“For some women, this period should return within four to six weeks after the miscarriage. If you have had an early miscarriage, and unless advised otherwise by your doctor, you may begin trying after you have had your first period. The important thing is that you need to be ready, not just physically but also emotionally. Some women might be advised to wait due to medical reasons such as second-trimester loss, molar pregnancy, complications with the curettage procedure, etc,” explained Dr Sathe.
This can play an important role in your next pregnancy. More than 70 per cent of early miscarriages are caused by embryo aneuploidy (where there are more or less than the normal quota of 46 chromosomes). The risk of a chromosomal abnormality in the embryo and of miscarriage increases with age.
“After the age of 40, more than one-third of all pregnancies end in miscarriage. Uterine anomalies such as fibroids, adhesions, or polyps may also result in miscarriage if left undiagnosed and untreated. Congenital uterine malformations such as a uterine septum or double uterus may be associated with recurrent pregnancy loss. Women with poorly controlled diabetes, obesity, Polycystic Ovarian Syndrome (PCOS), and Luteal Phase Deficiency have a higher risk of miscarriage,” she explained.
She added, “Abnormal blood clotting in the small placental blood vessels may result in RPL. Factor V Leiden, Prothrombin Gene Mutation, Antithrombin III and Plasminogen Activator Inhibitor-1 are genetically determined factors that may increase the risk of miscarriage. Women with Antiphospholipid Syndrome (APLA) and Thrombophilias are at a higher risk of miscarriage and even pregnancy-related complications like hypertension, growth restriction, and sudden foetal demise.”
“It can take a while to recover physically and emotionally after a miscarriage. How long it takes to recover physically depends on how far along you were in your pregnancy, the treatment you need and whether or not you had any complications.

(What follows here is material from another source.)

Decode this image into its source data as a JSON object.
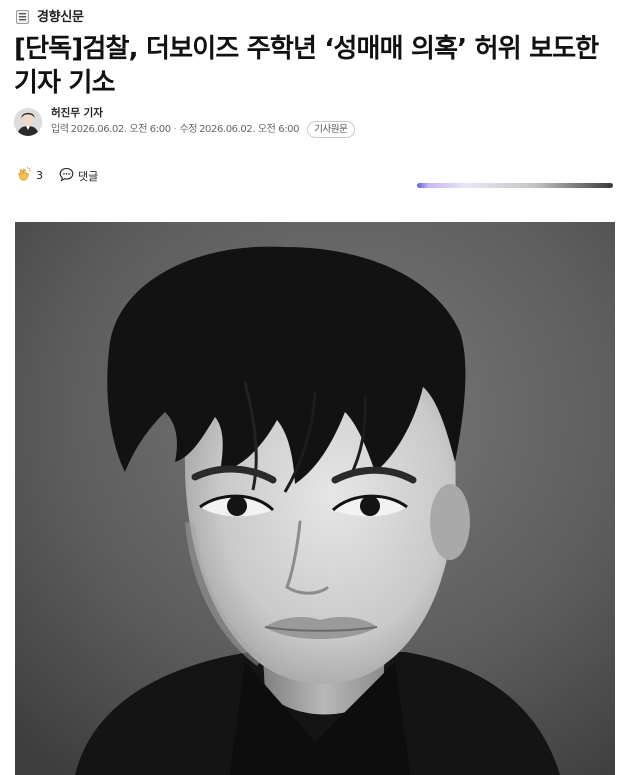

After your miscarriage, you experience discomfort, cramps and bleeding for up to 2 weeks. There is a risk of heavy bleeding. Sometimes, some pregnancy tissue remains behind in the womb and unless cleared by a check curettage, it can lead to infection. It is important to consult with your gynaecologist in order to prevent the complications that can arise during or after a miscarriage,” recommended Dr Sathe.
Doing some lifestyle shifts can actually help in avoiding miscarriages. Here 6 important tips:
1. Take the tests recommended by your doctor to try and identify the underlying cause of the miscarriage. Doing so will help you take the necessary steps to avoid a miscarriage in the future.
2. Pay attention to your physical, mental, and emotional well-being. Try to overcome the stress and depression that may have occurred due to your miscarriage. Seek help from a counsellor if required.
3. Maintain a healthy diet and exercise on a regular basis.
4. Begin folic acid supplementation before attempting another pregnancy.
5. Stop smoking, cut down on caffeine and alcohol, and maintain an optimum weight.
6. Drink enough water.
“Moreover, have an optimistic approach and take care of your overall well-being,” concluded Dr Sathe.
A miscarriage can be tough on the body and mind but a little vigilance can go a long way in encouraging you to try again.